▸ WHAT IS NEEDED:
Your answer must be the full set of entries, reproduced exactly.

▸ INPUT MATERIAL:
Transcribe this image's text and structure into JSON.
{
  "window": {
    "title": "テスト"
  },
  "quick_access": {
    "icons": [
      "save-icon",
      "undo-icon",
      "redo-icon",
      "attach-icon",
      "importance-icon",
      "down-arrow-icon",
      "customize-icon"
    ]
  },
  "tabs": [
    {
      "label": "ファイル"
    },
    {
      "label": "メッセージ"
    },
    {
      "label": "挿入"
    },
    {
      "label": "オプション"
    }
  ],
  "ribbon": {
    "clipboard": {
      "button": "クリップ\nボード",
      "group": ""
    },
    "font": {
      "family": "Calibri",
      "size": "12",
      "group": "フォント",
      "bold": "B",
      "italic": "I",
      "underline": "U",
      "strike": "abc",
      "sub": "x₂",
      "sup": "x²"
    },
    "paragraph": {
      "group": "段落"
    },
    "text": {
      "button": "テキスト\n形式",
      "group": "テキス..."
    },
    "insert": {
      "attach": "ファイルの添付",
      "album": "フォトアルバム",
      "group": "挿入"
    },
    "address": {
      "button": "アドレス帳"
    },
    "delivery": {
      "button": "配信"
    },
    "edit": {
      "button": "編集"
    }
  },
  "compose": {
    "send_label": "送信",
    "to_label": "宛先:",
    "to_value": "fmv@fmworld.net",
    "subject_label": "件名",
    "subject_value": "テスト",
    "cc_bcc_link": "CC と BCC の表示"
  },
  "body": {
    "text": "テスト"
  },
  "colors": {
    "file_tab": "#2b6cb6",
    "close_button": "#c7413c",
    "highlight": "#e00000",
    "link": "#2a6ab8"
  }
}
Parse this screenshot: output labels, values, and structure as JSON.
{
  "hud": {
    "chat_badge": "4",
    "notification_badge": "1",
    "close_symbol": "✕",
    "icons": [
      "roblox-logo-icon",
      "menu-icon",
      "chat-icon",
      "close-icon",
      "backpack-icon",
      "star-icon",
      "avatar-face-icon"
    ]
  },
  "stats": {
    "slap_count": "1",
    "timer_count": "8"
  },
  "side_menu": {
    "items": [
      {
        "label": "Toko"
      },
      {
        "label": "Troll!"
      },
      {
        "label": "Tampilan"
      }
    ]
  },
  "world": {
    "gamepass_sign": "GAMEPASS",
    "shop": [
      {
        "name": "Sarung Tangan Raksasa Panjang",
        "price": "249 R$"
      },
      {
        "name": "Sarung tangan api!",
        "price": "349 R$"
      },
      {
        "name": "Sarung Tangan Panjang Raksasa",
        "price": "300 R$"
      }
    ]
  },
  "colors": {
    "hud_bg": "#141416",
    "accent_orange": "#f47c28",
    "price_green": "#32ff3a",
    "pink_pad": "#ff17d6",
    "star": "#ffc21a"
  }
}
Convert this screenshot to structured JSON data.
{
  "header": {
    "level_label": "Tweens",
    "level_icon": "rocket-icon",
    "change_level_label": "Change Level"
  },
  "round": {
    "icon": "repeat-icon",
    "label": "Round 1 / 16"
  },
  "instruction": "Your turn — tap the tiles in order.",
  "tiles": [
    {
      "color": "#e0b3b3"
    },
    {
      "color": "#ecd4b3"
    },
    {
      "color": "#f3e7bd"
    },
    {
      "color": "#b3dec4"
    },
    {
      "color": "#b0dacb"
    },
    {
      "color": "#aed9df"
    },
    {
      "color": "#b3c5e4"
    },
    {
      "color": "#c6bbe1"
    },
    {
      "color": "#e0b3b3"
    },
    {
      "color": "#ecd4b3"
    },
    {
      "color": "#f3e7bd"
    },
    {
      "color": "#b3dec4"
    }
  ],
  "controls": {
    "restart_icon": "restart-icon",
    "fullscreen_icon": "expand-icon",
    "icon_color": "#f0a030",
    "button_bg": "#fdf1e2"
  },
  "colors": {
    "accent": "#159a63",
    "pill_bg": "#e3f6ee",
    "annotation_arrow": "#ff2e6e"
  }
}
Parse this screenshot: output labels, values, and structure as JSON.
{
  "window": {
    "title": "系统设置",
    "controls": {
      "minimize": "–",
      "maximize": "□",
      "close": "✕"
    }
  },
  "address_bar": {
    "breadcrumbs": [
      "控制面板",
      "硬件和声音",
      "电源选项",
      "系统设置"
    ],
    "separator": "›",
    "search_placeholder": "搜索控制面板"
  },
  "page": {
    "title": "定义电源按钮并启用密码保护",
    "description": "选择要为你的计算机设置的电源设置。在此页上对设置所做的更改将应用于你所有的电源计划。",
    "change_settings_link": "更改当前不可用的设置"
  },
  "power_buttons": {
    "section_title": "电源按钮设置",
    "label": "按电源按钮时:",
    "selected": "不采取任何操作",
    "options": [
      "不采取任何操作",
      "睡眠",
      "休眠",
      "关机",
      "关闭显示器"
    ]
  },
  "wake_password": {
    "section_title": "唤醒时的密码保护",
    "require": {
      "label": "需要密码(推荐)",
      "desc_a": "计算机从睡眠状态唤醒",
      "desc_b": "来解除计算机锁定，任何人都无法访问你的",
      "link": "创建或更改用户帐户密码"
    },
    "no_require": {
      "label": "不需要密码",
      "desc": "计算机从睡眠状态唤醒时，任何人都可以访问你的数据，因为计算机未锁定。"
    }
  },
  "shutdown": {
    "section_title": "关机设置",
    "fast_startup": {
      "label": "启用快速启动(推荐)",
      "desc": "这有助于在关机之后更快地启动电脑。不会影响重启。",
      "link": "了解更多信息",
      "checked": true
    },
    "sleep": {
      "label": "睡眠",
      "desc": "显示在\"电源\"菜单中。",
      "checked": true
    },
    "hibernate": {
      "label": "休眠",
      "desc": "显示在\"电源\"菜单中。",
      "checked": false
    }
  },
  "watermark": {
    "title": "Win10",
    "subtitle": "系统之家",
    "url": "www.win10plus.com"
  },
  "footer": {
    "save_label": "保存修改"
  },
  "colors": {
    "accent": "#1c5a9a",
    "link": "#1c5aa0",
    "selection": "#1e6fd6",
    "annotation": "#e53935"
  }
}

▸ PROBLEM SOLUTION:
Transcribe this image's text and structure into JSON.
{
  "window": {
    "title": "テスト"
  },
  "quick_access": {
    "icons": [
      "save-icon",
      "undo-icon",
      "redo-icon",
      "attach-icon",
      "importance-icon",
      "down-arrow-icon",
      "customize-icon"
    ]
  },
  "tabs": [
    {
      "label": "ファイル"
    },
    {
      "label": "メッセージ"
    },
    {
      "label": "挿入"
    },
    {
      "label": "オプション"
    }
  ],
  "ribbon": {
    "clipboard": {
      "button": "クリップ\nボード",
      "group": ""
    },
    "font": {
      "family": "Calibri",
      "size": "12",
      "group": "フォント",
      "bold": "B",
      "italic": "I",
      "underline": "U",
      "strike": "abc",
      "sub": "x₂",
      "sup": "x²"
    },
    "paragraph": {
      "group": "段落"
    },
    "text": {
      "button": "テキスト\n形式",
      "group": "テキス..."
    },
    "insert": {
      "attach": "ファイルの添付",
      "album": "フォトアルバム",
      "group": "挿入"
    },
    "address": {
      "button": "アドレス帳"
    },
    "delivery": {
      "button": "配信"
    },
    "edit": {
      "button": "編集"
    }
  },
  "compose": {
    "send_label": "送信",
    "to_label": "宛先:",
    "to_value": "fmv@fmworld.net",
    "subject_label": "件名",
    "subject_value": "テスト",
    "cc_bcc_link": "CC と BCC の表示"
  },
  "body": {
    "text": "テスト"
  },
  "colors": {
    "file_tab": "#2b6cb6",
    "close_button": "#c7413c",
    "highlight": "#e00000",
    "link": "#2a6ab8"
  }
}
Parse this screenshot: output labels, values, and structure as JSON.
{
  "hud": {
    "chat_badge": "4",
    "notification_badge": "1",
    "close_symbol": "✕",
    "icons": [
      "roblox-logo-icon",
      "menu-icon",
      "chat-icon",
      "close-icon",
      "backpack-icon",
      "star-icon",
      "avatar-face-icon"
    ]
  },
  "stats": {
    "slap_count": "1",
    "timer_count": "8"
  },
  "side_menu": {
    "items": [
      {
        "label": "Toko"
      },
      {
        "label": "Troll!"
      },
      {
        "label": "Tampilan"
      }
    ]
  },
  "world": {
    "gamepass_sign": "GAMEPASS",
    "shop": [
      {
        "name": "Sarung Tangan Raksasa Panjang",
        "price": "249 R$"
      },
      {
        "name": "Sarung tangan api!",
        "price": "349 R$"
      },
      {
        "name": "Sarung Tangan Panjang Raksasa",
        "price": "300 R$"
      }
    ]
  },
  "colors": {
    "hud_bg": "#141416",
    "accent_orange": "#f47c28",
    "price_green": "#32ff3a",
    "pink_pad": "#ff17d6",
    "star": "#ffc21a"
  }
}
Convert this screenshot to structured JSON data.
{
  "header": {
    "level_label": "Tweens",
    "level_icon": "rocket-icon",
    "change_level_label": "Change Level"
  },
  "round": {
    "icon": "repeat-icon",
    "label": "Round 1 / 16"
  },
  "instruction": "Your turn — tap the tiles in order.",
  "tiles": [
    {
      "color": "#e0b3b3"
    },
    {
      "color": "#ecd4b3"
    },
    {
      "color": "#f3e7bd"
    },
    {
      "color": "#b3dec4"
    },
    {
      "color": "#b0dacb"
    },
    {
      "color": "#aed9df"
    },
    {
      "color": "#b3c5e4"
    },
    {
      "color": "#c6bbe1"
    },
    {
      "color": "#e0b3b3"
    },
    {
      "color": "#ecd4b3"
    },
    {
      "color": "#f3e7bd"
    },
    {
      "color": "#b3dec4"
    }
  ],
  "controls": {
    "restart_icon": "restart-icon",
    "fullscreen_icon": "expand-icon",
    "icon_color": "#f0a030",
    "button_bg": "#fdf1e2"
  },
  "colors": {
    "accent": "#159a63",
    "pill_bg": "#e3f6ee",
    "annotation_arrow": "#ff2e6e"
  }
}
Parse this screenshot: output labels, values, and structure as JSON.
{
  "window": {
    "title": "系统设置",
    "controls": {
      "minimize": "–",
      "maximize": "□",
      "close": "✕"
    }
  },
  "address_bar": {
    "breadcrumbs": [
      "控制面板",
      "硬件和声音",
      "电源选项",
      "系统设置"
    ],
    "separator": "›",
    "search_placeholder": "搜索控制面板"
  },
  "page": {
    "title": "定义电源按钮并启用密码保护",
    "description": "选择要为你的计算机设置的电源设置。在此页上对设置所做的更改将应用于你所有的电源计划。",
    "change_settings_link": "更改当前不可用的设置"
  },
  "power_buttons": {
    "section_title": "电源按钮设置",
    "label": "按电源按钮时:",
    "selected": "不采取任何操作",
    "options": [
      "不采取任何操作",
      "睡眠",
      "休眠",
      "关机",
      "关闭显示器"
    ]
  },
  "wake_password": {
    "section_title": "唤醒时的密码保护",
    "require": {
      "label": "需要密码(推荐)",
      "desc_a": "计算机从睡眠状态唤醒",
      "desc_b": "来解除计算机锁定，任何人都无法访问你的",
      "link": "创建或更改用户帐户密码"
    },
    "no_require": {
      "label": "不需要密码",
      "desc": "计算机从睡眠状态唤醒时，任何人都可以访问你的数据，因为计算机未锁定。"
    }
  },
  "shutdown": {
    "section_title": "关机设置",
    "fast_startup": {
      "label": "启用快速启动(推荐)",
      "desc": "这有助于在关机之后更快地启动电脑。不会影响重启。",
      "link": "了解更多信息",
      "checked": true
    },
    "sleep": {
      "label": "睡眠",
      "desc": "显示在\"电源\"菜单中。",
      "checked": true
    },
    "hibernate": {
      "label": "休眠",
      "desc": "显示在\"电源\"菜单中。",
      "checked": false
    }
  },
  "watermark": {
    "title": "Win10",
    "subtitle": "系统之家",
    "url": "www.win10plus.com"
  },
  "footer": {
    "save_label": "保存修改"
  },
  "colors": {
    "accent": "#1c5a9a",
    "link": "#1c5aa0",
    "selection": "#1e6fd6",
    "annotation": "#e53935"
  }
}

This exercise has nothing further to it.